*Exercise directions:*
As you look over the data below, please find each line where the word "host" appears, then copy it.

[Stored items from a collection]
........

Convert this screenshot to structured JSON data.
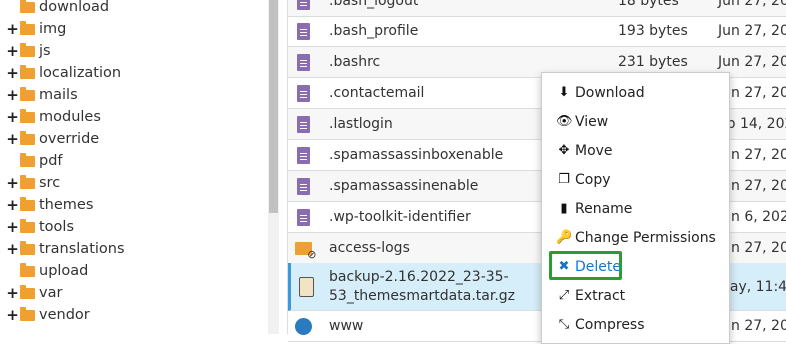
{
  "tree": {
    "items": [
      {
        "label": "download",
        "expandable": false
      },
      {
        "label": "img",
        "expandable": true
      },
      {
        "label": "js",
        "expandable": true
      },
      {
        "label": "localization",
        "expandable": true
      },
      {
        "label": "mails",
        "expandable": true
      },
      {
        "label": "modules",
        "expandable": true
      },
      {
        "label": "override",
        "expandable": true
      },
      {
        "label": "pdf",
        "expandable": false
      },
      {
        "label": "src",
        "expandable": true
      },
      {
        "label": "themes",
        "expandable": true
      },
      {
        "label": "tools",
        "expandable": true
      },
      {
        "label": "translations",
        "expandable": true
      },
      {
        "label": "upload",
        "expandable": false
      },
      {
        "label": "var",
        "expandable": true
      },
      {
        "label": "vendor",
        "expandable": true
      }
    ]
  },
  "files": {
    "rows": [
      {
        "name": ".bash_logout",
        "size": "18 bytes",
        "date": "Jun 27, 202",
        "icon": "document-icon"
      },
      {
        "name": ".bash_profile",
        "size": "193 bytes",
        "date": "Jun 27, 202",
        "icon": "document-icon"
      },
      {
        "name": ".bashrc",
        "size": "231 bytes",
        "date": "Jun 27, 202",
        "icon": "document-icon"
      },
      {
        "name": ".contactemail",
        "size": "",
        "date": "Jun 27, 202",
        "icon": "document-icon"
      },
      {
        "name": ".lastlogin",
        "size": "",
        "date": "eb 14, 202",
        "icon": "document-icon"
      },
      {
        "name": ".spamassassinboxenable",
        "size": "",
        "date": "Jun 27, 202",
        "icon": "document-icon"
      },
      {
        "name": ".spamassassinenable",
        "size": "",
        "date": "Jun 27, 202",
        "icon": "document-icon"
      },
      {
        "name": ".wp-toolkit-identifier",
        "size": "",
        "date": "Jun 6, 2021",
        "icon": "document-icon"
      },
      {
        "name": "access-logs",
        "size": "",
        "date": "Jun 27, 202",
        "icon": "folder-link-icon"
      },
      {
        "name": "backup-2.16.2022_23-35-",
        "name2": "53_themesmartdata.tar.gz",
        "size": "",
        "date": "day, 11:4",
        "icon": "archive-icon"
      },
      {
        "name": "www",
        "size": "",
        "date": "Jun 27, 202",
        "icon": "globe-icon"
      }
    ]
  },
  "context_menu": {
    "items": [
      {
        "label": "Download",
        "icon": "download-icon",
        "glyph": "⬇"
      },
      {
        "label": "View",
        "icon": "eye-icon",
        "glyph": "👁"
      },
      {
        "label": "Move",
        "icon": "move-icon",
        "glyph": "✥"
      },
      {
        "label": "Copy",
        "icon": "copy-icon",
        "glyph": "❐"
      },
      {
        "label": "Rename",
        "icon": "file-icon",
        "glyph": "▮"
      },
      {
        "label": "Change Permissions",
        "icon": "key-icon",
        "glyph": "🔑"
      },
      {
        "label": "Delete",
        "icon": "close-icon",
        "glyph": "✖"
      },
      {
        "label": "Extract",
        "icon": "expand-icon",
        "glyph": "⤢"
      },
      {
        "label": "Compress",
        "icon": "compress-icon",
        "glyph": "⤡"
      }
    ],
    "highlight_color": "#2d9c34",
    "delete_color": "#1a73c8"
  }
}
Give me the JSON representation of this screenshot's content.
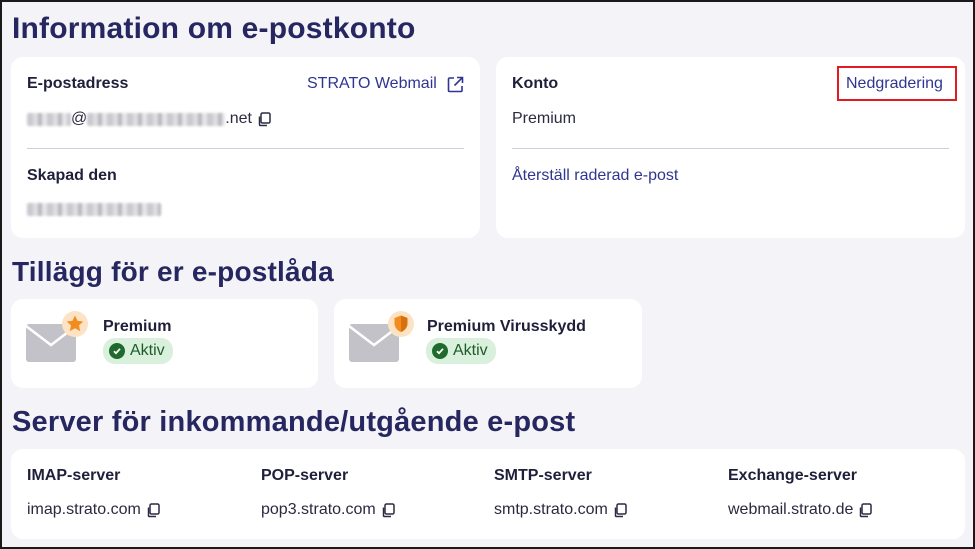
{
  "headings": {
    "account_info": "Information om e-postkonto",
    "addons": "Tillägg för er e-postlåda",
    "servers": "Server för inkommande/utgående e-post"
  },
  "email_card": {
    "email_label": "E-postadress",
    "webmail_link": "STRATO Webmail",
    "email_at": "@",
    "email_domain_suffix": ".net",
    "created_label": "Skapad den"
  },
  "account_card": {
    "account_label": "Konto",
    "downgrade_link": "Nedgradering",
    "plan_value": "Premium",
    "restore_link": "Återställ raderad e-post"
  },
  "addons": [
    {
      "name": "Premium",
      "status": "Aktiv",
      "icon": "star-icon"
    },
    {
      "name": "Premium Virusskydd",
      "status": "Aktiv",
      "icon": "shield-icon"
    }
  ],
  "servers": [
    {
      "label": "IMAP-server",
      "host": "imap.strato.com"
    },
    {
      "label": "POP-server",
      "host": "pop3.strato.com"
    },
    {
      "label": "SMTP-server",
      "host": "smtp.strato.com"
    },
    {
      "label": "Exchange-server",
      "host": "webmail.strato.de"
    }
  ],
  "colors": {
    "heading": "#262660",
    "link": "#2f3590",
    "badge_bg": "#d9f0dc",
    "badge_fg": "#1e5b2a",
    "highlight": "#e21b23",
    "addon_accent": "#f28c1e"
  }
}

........

*Your response:*
      "host": "imap.strato.com"
      "host": "pop3.strato.com"
      "host": "smtp.strato.com"
      "host": "webmail.strato.de"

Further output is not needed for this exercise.